BP's deal with Russia's state-owned oil company Rosneft isn't some knee-jerk survival tactic in its post-Gulf oil spill history. The deal, which gives BP access to the Arctic, has been in the works for years. And BP's decision to move on it now proves it's willing to risk a backlash in the U.S. and tremors in its venture with another Russian partner TNK-BP, to break into new oil and gas frontiers.
BP's tarnished reputation last summer may have forced it to scrap plans to drill offshore Greenland, but it had no intention of shutting the door on the Arctic for good. BP surely understood that U.S. lawmakers and environmentalists would protest any attempts to explore in the Arctic -- and that pushback is already flowing in from both groups. But the company obviously feels safer now and, taking a long view, went forward with the share-swap deal with Rosneft anyway.
WikiLeaks reveal a tough, savvy BP
Opponents on several sides will try to make this more complicated for BP. Environmentalists don't like the idea of BP leading any project, let alone offshore exploration in the Arctic. U.S. lawmakers, including Republicans, have expressed discomfort with the deal. Texas Republican Michael Burgess is pushing for the deal to be reviewed by the Committee on Foreign Investment, an inter-agency committee led by the U.S. Treasury Department.

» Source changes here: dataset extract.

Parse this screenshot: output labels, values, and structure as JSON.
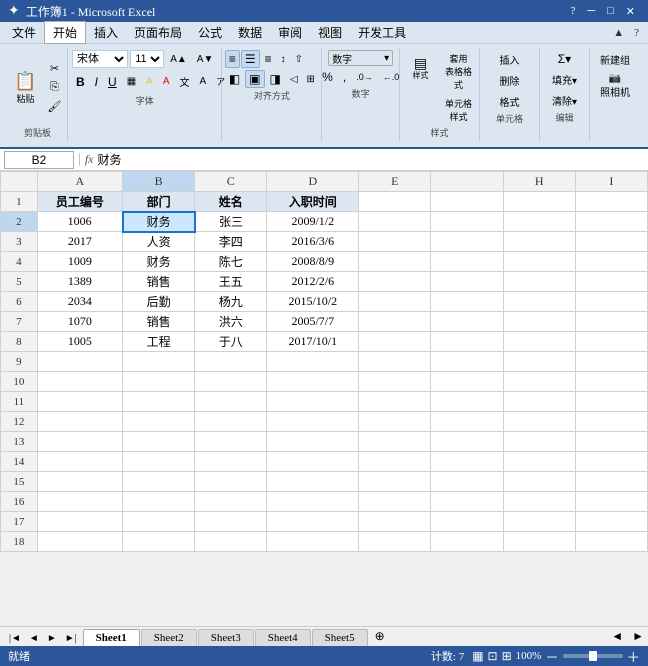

Meanwhile, TNK-BP, the 50-50 joint venture between BP and Russian-oligarch controlled AAR, has not only protested the deal, but also threatened that it could split up their union.
As it turns out, there may be a good reason for BP to opt for a relationship with the Kremlin-backed Rosneft, even if the deal threatens its TNK-BP joint venture. According to a U.S. embassy cable released by WikiLeaks, BP's top exec in Russia predicted Rosneft would take over TNK-BP and carve it up by the end of the year, the Guardian reported.
Why it makes sense for BP
The Rosneft-BP share swap, announced late Friday, will give BP exclusive access to 125,000 square kilometers of the South Kara Sea, an Arctic region the size of the North Sea that holds an estimated 35 billion barrels of oil and gas and 10 trillion cubic feet of natural gas. Rosneft, in turn, gets BP's technical expertise and financial strength, critical to exploring in the inhospitable and complex offshore region. Despite BP's damaged image, it does have greater offshore technical ability and resources than Rosneft.
The U.S. is hugely important for BP. The company is one of the largest leaseholders in the Gulf of Mexico, owns five refineries here and operates some 10,000 miles of pipeline. But BP's future here is far murkier than it was a year ago. Any expansion -- especially in the Gulf -- will face strict regulatory scrutiny and BP's exploration business here will has already slowed as a result. That doesn't mean BP is turning its back on the U.S. On the contrary, BP will forge ahead here.
The company knows it will take a decade or more -- and some $2 billion of initial investment -- before it realizes the benefits of exploration in the Arctic. That mounting regulatory pressure in the U.S. is just one more reason to move forward now.
Photo from BP